  • Would increase the complexity of the upcoming planned work to migrate to Postgres.


  • None

Option 2: Rollback database change when error returned by Publishing API

The code currently applies the change to the database, and then calls the Publishing API. We could add some exception handling to the Publishing API call to then update the database again to undo the changes that were made.


  • Due to the version of MongoDB in use not supporting transactions, the changes made by the first update (before calling Publishing API) will be visible until the second update (to reverse the change) is made.
  • It’s possible that the second database change (to rollback the first update) could fail, which would result in an inconsistent state, as it does at the moment.


  • Minimal change to the way that the code currently works.


Is the system designed to make forward “rollbacks” in this way (i.e. to change the state of an edition after it has been archived)?

Option 3: Unpublish via the Publishing API first

Instead of updating Mainstream Publisher’s database first, and then calling the Publishing API, the order could be reversed to call the Publishing API first, and then update the database if, and only if, the response from the Publishing API is a success.


  • If the database update fails, the system will be in an inconsistent state (instead of the Publishing API being “out of date”, it will be Mainstream Publisher’s database that is “out of date”. The database update should be a lot more reliable than the call to the Publishing API, however (see advantages).


  • Least complex solution to implement.
  • The database update is unlikely to fail, and so the opportunity to get into an inconsistent state should be much reduced in comparison to the current implementation.

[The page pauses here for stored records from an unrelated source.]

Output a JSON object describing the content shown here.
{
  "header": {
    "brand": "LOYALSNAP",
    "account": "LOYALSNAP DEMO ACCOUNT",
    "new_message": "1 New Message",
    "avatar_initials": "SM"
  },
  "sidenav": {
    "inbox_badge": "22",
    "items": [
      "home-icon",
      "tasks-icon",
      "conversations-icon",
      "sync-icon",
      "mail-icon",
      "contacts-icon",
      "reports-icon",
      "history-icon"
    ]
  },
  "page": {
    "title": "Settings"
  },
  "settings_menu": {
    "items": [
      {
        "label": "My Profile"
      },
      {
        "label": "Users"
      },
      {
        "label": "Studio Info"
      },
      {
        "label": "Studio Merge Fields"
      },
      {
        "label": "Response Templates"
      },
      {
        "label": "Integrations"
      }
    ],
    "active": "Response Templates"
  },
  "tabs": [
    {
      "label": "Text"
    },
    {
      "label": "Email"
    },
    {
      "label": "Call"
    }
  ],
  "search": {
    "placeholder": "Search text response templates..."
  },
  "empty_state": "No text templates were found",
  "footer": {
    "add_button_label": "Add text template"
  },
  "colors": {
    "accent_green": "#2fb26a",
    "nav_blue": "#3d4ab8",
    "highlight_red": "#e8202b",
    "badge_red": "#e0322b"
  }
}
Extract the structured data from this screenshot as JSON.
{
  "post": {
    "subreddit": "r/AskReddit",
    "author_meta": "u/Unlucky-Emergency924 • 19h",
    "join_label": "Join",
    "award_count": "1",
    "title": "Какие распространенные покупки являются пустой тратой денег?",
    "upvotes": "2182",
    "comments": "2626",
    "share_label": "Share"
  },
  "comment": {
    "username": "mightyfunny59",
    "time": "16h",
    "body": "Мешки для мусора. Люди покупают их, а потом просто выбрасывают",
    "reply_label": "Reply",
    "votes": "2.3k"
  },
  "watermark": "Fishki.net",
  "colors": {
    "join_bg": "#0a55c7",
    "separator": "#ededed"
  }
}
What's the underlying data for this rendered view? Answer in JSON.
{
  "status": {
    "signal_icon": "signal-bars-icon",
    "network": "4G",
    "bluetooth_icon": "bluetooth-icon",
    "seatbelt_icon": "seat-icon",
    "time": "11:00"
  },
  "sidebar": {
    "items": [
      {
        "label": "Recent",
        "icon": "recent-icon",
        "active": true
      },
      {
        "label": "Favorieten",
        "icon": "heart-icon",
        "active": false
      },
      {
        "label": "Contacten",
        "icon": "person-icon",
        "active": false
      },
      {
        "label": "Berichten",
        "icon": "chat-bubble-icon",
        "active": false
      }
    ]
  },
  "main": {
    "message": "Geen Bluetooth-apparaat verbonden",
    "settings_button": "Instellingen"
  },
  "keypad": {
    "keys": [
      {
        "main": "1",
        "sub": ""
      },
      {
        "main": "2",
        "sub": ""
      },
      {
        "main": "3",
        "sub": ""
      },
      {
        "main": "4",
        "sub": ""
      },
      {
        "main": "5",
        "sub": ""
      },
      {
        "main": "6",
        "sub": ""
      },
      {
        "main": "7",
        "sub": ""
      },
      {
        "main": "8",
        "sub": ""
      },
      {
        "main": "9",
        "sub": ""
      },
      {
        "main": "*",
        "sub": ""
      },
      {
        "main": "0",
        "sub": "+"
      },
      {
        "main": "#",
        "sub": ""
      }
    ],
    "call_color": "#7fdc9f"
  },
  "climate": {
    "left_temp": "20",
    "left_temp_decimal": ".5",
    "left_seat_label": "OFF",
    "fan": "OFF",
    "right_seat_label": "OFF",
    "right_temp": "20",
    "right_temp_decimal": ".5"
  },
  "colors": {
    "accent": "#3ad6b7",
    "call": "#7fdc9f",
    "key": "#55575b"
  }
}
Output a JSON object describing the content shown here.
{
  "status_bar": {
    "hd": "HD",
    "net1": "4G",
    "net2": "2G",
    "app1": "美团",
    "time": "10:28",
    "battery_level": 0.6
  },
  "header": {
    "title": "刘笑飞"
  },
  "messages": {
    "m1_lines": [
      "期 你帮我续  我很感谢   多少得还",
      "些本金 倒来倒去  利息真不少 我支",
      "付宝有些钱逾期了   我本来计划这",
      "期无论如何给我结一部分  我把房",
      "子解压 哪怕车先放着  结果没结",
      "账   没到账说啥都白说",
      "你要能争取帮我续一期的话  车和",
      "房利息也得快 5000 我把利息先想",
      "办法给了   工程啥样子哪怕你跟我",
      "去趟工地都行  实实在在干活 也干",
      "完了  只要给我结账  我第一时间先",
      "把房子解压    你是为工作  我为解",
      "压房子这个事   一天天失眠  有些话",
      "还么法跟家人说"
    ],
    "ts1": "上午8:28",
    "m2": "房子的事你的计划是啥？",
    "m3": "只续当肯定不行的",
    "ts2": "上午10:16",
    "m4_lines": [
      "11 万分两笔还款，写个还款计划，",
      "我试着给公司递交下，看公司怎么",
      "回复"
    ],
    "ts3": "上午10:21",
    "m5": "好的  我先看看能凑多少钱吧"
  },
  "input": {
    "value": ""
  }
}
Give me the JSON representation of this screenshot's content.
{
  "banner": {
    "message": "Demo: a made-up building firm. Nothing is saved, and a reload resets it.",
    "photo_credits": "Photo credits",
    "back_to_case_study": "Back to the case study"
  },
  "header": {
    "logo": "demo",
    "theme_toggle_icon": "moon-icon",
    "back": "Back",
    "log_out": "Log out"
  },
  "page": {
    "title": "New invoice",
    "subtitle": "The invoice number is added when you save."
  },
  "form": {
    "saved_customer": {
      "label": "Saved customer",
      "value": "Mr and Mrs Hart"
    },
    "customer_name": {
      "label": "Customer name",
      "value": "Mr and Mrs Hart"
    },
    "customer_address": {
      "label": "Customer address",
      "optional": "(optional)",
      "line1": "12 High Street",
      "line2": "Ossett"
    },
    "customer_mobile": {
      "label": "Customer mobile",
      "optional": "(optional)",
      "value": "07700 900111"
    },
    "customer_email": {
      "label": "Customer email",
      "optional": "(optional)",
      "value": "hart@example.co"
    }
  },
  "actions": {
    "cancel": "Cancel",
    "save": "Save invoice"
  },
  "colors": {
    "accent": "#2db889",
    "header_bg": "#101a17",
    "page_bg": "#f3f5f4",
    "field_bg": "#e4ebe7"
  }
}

We will implement Option 3 (unpublishing via the Publishing API first), as this is the simplest implementation change and the only failure scenario is when the database update fails, which is unlikely to happen. Furthermore, if this does happen, it is only Mainstream Publisher that is out of date, the actual unpublishing desired by the user will have happened.


In the unlikely event that the database update fails, manual intervention will be required to unpublish the edition in Mainstream Publisher, to match the actual state in the Publishing API.